The maritime dispute between China and the Philippines is simmering against the backdrop of strategic competition between Beijing and Washington. To keep tensions below boiling point, Manila should push for a Code of Conduct in the South China Sea as well as greater regional cooperation.
The disputes in the South China Sea are fundamentally about claims of sovereignty, the broadest of which are staked by Beijing. The Chinese-U.S. rivalry, meanwhile, loads the dissension with geopolitical significance. Both major powers stand to gain by accepting the constraints of international law.
World attention to Myanmar is waning, despite the deepening impasse between the junta and resistance forces. Major powers should back the Association of Southeast Asian Nations in reinvigorated efforts to relieve the suffering of people facing poverty and disease as well as regime repression.
Myanmar's status as one of the world's largest illicit drug producers is only possible because of criminal justice failures.
If [Ethiopian President] Abiy survives the conflict in power, he will likely be thankful to Beijing and Moscow for protecting him at the UN during the war.
History shows that ignoring Afghanistan allows problems to fester and grow. Migration, terrorism, drugs: all of these issues could destabilize the region and spill over into Europe.
Myanmar needs to be a much higher diplomatic priority for the major powers and the UN.
There’s significance in the propaganda war that’s playing out [in Myanmar]. I think they [the military] make the resistance feel emboldened and confident.
If we do nothing, Afghanistan drifts into state collapse. The economic chokehold is squeezing the air out of the economy.
The latest five-day plenum of North Korea’s ruling party focused on food insecurity, chief among the nation’s challenges. With the pandemic not yet tamed and other uncertainty on the international scene, Pyongyang may continue refraining from major provocations into 2022, but for how long is unclear.
The South China Sea has long been a critical maritime passage, means of supply and trade route that was fought over by many claimants.

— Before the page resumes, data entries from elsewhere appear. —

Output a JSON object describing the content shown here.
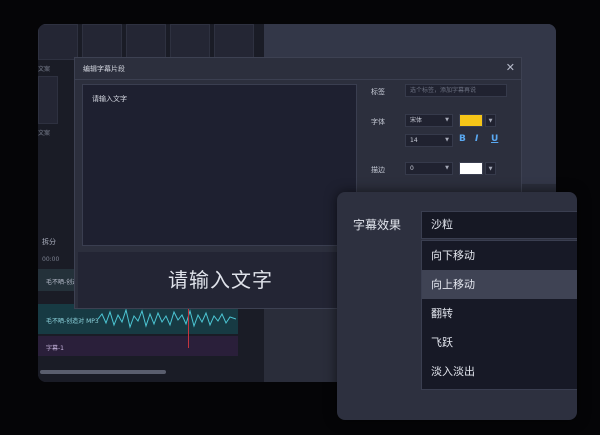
{
  "background": {
    "left_labels": [
      "文案",
      "文案"
    ],
    "track_tool_label": "拆分",
    "timeline_time": "00:00",
    "timeline_rows": [
      "毛不晒-创造...",
      "毛不晒-创造对 MP3",
      "字幕-1"
    ]
  },
  "dialog": {
    "title": "编辑字幕片段",
    "close_icon": "close-icon",
    "text_label": "请输入文字",
    "preview_text": "请输入文字",
    "props": {
      "tag_label": "标签",
      "tag_placeholder": "选个标签，添加字幕再说",
      "font_label": "字体",
      "font_value": "宋体",
      "font_size": "14",
      "font_color": "#f5c518",
      "bold_label": "B",
      "italic_label": "I",
      "underline_label": "U",
      "stroke_label": "描边",
      "stroke_value": "0",
      "stroke_color": "#ffffff"
    }
  },
  "effects": {
    "label": "字幕效果",
    "selected": "沙粒",
    "options": [
      "向下移动",
      "向上移动",
      "翻转",
      "飞跃",
      "淡入淡出"
    ],
    "highlighted_index": 1
  }
}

Today the South China Sea is once again a 21st century flashpoint.